“These sharp November increases were largely due to a bounceback in the output of motor vehicles and parts following the end of a strike at a major manufacturer,” the Fed said in a release. “Excluding motor vehicles and parts, the indexes for total industrial production and for manufacturing moved up 0.5 percent and 0.3 percent, respectively. Mining production edged down 0.2 percent, while the output of utilities increased 2.9 percent.”
By market group, manufacturing production jumped 1.1% in November from the previous month, while durables increased 2.2%.
Meanwhile, the “indexes for primary metals and for computer and electronic products advanced 1 percent or more, while the indexes for nonmetallic mineral products, furniture and related products, and machinery declined modestly,” according to the Fed.
The news come amid encouraging developments on the trade front.
Last week, the U.S. and China announced they had reached an agreement in principle on a “phase one” deal, one that would see the U.S. pull back $160 billion in tariffs in exchange for increased purchases of U.S. agricultural goods by China.
Meanwhile, the White House and House Democrats also reached an agreement regarding revisions to the United States-Mexico-Canada Agreement (USMCA), the proposed successor to the 1990s-era North American Free Trade Agreement (NAFTA).
Both deals have yet to be finalized, however. (For further commentary on recent trade developments, read Don Hauser’s article published earlier this week.)
Week in Review: Tariffs on Argentina, Brazil?; nickel prices slide; Saudi Aramco debuts on Riyadh exchange
Before we head into the weekend, let’s take a look at the week that was and some of the metals storylines here on MetalMiner:
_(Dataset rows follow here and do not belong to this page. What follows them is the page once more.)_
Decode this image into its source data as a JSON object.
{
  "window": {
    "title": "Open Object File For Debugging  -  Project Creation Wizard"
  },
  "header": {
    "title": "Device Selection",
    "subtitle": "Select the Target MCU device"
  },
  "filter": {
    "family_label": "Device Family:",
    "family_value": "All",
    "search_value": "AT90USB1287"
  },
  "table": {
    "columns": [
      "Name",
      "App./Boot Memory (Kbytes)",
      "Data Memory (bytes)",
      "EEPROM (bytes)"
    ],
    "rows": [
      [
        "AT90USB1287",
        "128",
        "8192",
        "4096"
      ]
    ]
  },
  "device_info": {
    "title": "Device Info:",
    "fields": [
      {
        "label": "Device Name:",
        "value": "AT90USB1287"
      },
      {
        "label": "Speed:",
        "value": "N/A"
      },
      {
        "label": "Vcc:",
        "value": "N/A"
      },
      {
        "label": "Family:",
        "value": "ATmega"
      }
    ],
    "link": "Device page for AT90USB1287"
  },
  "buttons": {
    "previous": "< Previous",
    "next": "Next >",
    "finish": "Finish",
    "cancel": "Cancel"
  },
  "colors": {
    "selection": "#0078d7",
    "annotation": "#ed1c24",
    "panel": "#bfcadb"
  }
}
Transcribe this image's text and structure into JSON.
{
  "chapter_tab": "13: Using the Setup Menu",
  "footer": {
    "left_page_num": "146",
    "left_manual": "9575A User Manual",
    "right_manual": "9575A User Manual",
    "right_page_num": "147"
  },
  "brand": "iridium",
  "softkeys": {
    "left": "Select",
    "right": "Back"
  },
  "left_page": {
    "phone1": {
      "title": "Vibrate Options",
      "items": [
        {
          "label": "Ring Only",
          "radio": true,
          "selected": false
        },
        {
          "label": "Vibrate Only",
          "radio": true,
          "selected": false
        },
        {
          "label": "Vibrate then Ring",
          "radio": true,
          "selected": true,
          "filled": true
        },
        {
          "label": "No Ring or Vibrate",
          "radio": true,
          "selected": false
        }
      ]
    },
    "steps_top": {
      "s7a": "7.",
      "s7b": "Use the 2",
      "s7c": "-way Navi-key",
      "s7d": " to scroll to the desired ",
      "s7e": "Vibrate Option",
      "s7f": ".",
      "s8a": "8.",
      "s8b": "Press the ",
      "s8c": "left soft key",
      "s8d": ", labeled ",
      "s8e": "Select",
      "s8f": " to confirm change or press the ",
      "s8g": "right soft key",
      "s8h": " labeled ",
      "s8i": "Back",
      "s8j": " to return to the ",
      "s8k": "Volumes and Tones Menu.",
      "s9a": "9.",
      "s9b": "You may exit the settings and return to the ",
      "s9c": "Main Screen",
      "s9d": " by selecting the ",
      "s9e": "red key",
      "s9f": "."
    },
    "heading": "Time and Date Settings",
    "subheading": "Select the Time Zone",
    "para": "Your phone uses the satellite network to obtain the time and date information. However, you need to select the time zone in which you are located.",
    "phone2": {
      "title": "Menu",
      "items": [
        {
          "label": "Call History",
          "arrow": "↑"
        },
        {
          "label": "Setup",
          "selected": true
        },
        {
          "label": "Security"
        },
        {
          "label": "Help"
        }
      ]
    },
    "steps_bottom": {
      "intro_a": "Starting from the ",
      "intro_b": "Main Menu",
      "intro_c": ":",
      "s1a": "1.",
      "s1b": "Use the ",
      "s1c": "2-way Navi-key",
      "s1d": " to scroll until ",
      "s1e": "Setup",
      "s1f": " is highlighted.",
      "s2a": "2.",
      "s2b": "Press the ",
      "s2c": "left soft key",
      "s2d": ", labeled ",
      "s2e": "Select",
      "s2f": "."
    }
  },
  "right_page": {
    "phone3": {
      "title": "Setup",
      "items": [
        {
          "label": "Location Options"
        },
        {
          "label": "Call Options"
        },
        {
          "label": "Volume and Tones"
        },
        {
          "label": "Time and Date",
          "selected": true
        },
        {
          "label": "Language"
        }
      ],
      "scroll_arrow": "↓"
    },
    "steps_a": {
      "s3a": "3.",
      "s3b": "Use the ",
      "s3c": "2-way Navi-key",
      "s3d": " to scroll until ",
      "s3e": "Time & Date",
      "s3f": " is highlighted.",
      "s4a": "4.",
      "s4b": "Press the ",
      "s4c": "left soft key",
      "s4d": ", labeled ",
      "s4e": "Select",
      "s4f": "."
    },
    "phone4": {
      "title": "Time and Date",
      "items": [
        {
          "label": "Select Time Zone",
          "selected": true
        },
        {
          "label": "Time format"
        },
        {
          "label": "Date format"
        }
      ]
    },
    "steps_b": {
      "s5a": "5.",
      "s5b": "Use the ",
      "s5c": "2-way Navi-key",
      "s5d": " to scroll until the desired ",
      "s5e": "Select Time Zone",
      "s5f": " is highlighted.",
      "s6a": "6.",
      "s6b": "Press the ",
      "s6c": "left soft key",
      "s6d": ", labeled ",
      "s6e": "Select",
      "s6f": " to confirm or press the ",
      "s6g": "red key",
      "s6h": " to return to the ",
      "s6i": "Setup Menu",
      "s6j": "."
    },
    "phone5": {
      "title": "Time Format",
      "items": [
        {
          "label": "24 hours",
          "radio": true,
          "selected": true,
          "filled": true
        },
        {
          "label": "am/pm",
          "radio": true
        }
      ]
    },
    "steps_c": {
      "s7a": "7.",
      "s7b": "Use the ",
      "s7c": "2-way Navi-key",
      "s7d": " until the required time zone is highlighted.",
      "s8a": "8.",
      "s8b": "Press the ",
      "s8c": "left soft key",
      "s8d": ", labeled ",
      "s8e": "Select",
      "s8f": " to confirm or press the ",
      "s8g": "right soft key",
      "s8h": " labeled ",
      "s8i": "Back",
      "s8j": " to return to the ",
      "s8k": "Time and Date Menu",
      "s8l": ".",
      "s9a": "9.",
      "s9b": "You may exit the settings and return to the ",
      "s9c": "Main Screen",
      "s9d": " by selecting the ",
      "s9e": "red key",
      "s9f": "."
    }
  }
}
- Stuart Burns on President Donald Trump’s recent announcement regarding tariffs on steel and aluminum from Argentina and Brazil.
- Nickel prices have seen a significant downward correction.
- November proved to be a solid month for automotive sales in the U.S. market.
- Burns delved into the economic and political situation in Zimbabwe, plus their implications on mining.
- India appears set to become a net importer of iron ore next year.
- U.S. construction spending in October picked up 1.1% on a year-over-year basis.
- Oil behemoth Saudi Aramco finally floated some shares, albeit only on the Riyadh exchange.
- Australian rare earths miner and processor Lynas Corp. announced the site for its new cracking and leaching plant.
- Indian steel demand fell in October for the first time in seven months.
- U.S. steel prices have bounced back over the last month.
- The spread between palladium and platinum widened this past month.
- Glencore announced a cobalt supply deal with South Korean company SK Innovation.
- Power outages in South Africa resulted in price support for palladium and platinum.